Data from the following proposal were used to create this image:
The Giant Hiding in Our Backyard: The Nearby Spiral Starburst Galaxy IC 342

This was my first attempt at assembling a mosaic using Astrodrizzle. I don’t yet know how to align different filter sets to one another, but the mosaic assembly was much simplified by letting the software take care of it. It’s misaligned by maybe half a pixel in some places, and less than that overall. Not perfect, but I will continue to learn.
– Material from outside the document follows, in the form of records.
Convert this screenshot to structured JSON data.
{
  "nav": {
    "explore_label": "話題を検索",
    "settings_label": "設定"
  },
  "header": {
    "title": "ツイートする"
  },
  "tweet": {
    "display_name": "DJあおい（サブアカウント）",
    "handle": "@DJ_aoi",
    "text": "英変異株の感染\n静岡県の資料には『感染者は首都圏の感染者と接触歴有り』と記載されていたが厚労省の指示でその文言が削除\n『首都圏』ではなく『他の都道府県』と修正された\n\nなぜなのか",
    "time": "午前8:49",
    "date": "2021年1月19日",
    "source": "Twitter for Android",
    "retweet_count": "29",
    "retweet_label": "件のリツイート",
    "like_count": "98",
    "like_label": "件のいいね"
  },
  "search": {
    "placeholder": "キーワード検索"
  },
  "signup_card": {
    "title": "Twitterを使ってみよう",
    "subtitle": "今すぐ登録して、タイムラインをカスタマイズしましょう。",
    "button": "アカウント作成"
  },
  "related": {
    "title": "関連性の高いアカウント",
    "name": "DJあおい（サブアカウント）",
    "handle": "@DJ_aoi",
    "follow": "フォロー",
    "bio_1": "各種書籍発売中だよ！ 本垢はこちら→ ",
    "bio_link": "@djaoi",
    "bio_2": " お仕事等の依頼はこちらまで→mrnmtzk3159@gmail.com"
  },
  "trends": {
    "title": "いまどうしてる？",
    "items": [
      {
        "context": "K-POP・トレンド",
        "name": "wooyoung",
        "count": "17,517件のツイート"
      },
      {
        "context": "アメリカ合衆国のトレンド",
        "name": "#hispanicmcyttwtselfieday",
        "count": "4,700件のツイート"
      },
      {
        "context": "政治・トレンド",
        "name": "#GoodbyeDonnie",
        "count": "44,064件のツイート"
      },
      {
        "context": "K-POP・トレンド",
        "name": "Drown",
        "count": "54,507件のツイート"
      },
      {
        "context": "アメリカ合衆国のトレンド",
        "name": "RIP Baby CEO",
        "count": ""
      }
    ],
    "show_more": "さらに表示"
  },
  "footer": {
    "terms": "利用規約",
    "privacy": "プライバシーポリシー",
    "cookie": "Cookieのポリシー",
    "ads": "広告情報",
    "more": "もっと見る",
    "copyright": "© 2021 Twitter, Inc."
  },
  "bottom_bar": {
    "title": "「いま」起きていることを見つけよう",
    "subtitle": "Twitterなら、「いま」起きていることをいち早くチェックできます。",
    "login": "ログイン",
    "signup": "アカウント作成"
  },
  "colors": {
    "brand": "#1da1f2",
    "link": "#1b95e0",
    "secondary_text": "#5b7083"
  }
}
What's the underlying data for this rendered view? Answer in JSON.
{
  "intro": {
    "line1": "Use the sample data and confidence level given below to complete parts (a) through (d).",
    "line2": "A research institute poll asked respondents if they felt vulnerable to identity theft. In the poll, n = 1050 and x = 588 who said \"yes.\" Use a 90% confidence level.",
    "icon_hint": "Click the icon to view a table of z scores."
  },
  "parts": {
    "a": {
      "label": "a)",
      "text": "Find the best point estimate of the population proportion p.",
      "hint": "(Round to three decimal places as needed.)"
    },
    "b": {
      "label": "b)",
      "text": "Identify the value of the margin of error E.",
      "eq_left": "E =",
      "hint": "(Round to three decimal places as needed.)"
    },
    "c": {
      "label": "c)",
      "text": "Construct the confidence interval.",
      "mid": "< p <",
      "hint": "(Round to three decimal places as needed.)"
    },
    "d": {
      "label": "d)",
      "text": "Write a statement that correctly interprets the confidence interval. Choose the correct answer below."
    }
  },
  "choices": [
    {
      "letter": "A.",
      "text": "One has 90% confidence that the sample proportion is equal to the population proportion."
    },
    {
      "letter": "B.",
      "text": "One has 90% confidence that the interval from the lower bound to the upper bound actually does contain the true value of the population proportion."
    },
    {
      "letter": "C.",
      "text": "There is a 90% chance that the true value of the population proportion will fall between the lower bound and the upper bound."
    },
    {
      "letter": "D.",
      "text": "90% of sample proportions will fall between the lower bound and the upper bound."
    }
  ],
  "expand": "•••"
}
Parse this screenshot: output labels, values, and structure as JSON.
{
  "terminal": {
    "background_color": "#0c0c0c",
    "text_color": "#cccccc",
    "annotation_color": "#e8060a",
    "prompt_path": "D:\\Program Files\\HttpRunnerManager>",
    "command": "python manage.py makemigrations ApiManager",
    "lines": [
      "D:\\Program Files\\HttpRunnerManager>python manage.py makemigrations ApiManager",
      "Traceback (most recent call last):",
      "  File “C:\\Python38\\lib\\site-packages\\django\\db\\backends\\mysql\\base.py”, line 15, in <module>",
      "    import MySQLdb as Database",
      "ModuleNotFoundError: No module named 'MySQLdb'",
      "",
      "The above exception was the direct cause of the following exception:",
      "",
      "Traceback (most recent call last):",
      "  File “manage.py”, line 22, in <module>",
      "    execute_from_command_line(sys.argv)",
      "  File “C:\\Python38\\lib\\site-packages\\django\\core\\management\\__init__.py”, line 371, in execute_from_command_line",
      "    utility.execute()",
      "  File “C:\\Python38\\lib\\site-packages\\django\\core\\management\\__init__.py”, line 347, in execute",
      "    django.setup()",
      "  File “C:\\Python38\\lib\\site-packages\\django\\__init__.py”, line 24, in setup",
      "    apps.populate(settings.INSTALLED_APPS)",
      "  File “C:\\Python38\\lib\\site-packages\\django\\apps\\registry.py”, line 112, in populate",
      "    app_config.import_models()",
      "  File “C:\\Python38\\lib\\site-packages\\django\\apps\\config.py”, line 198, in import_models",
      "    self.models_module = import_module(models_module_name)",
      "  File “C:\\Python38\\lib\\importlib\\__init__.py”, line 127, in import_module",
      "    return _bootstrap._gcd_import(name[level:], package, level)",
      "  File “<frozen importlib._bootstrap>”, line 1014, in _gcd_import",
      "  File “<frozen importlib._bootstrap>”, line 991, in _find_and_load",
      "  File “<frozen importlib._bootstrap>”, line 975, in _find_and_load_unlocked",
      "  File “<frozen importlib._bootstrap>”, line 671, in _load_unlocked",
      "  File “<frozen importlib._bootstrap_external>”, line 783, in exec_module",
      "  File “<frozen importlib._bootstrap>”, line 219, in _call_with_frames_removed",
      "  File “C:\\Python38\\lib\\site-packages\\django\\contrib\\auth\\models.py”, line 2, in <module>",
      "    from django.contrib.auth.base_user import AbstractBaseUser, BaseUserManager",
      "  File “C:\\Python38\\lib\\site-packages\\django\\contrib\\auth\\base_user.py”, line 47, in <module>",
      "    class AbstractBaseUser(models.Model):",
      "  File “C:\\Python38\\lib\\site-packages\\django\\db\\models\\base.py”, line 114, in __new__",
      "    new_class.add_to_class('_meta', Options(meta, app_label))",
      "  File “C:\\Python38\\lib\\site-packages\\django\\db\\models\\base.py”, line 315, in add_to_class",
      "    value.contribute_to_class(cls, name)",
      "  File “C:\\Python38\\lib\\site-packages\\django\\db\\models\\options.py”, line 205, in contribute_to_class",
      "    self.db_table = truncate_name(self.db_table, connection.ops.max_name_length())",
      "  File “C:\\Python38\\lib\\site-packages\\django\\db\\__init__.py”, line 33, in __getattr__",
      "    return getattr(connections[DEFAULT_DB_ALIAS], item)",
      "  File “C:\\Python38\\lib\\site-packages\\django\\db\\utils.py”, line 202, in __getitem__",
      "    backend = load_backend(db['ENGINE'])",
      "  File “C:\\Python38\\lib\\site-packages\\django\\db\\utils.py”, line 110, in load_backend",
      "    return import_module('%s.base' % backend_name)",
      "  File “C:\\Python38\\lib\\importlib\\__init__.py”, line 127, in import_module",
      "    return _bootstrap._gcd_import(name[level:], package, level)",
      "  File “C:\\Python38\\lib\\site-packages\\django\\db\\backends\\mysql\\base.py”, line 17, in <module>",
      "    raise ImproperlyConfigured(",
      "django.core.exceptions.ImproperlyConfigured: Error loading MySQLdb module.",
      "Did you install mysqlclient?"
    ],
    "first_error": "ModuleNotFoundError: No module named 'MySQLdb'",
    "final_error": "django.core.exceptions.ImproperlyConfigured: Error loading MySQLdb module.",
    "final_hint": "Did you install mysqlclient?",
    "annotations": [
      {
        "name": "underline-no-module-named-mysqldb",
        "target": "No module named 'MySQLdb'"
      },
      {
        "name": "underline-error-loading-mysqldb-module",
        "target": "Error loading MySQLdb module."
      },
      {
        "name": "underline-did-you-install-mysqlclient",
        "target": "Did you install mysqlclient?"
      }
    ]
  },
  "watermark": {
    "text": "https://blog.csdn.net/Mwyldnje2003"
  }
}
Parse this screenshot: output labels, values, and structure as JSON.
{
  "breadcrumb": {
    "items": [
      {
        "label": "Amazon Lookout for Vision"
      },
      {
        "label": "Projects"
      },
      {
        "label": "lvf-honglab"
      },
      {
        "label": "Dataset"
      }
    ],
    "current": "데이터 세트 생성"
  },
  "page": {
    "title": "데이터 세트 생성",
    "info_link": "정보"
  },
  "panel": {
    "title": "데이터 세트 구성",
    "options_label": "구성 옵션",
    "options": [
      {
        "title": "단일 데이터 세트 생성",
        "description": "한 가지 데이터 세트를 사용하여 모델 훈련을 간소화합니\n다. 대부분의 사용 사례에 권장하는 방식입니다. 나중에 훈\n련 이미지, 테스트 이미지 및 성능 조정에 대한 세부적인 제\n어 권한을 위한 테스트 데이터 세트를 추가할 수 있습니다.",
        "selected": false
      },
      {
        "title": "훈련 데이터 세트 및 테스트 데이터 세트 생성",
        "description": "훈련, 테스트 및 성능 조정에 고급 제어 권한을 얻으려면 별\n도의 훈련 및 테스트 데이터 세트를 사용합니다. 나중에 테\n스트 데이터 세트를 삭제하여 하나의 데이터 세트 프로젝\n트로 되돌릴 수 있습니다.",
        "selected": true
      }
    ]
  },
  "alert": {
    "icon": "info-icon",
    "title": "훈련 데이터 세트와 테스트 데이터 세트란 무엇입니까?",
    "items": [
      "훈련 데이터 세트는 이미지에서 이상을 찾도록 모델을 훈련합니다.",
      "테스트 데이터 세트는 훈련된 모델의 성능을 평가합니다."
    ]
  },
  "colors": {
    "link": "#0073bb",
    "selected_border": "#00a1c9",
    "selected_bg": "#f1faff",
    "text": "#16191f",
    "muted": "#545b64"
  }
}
I increased the saturation substantially for the final image. Cyans were shifted to slightly bluer hues using Camera Raw. Small triangles were filled with cloned data in all four corners in an attempt to eke just a little more overall data into the frame.

Red: ACS/WFC F606W
Green: Pseudo
Blue: ACS/WFC F435W

North is up.


Arp 91

Arp 91

Another interacting pair of galaxies from the prolific Proposition 15446 for your consideration.

Establishing HST’s Low Redshift Archive of Interacting Systems

All Channels: ACS/WFC F606W

North is 9.12° counter-clockwise from up.


NGC 346

NGC 346

Got into a bit of a fake / joke argument with Cory Schmitz over on Twitter about the Small Magellenic Cloud being boring, and realized I didn’t have much imagery from the SMC! This addition will make two. The SMC isn’t necessarily boring, but it is, well, smaller, and has perhaps fewer things going on in it. But those things are still just as wonderful to look at! This is an active star-forming region with central a bright, blueish star cluster, and also an overlapping, older, redder cluster near the top. The cluster near the top looks kind of like one of those more diffuse globular clusters, but I looked around and couldn’t find anyone calling it that. Anyway, it’s surely one of the most beautiful vistas in our cosmic neighborhood.

Wispy, cloud-like structures are always associated with star formation, and here all the soft pinks and blues are gas giving off its own glow after getting energized by the very bright, newly formed stars. Dark clouds are places where dust is thick enough that light from any glowing gas and stars is being blocked. Sometimes the dust likes to blend into the background darkness of the sky, and we can’t even tell it’s there in visible wavelengths.

This particular dataset is very interesting to work with because there is a 2004 set and a 2015 set, giving an 11 year difference to compare the two. It’s really fun to blink the two back and forth and find all the stars with high proper motions, a few variable stars, and even an apparent dust-enshrouded star either brightening, or becoming exposed out of its dusty envelope. Not sure what’s going on there, but I did make an animation about it that I posted over at Twitter.

One thing I gotta do here is pay tribute to this earlier version of the image, processed years before I ever started doing this:
hubblesite.org/contents/news-releases/2005/news-2005-35.html

It’s a pretty challenging set of filters to work with, and it’s very easy to get some very out of balance colors out of it. So, kudos to those past and future who attempt this one.

Data from the following proposals were used to create this image:
Current star formation in young, compact clusters in the Small Magellanic Cloud
A 3D view of massive cluster formation in the SMC

50% Luminosity layer: ACS/WFC F685N
Red screen: ACS/WFC F685N
Red: ACS/WFC F814W
Green: Pseudo
Blue: ACS/WFC F555W

North is 2.5° clockwise from up.


There are more pictures at my Flickr Gallery (external link)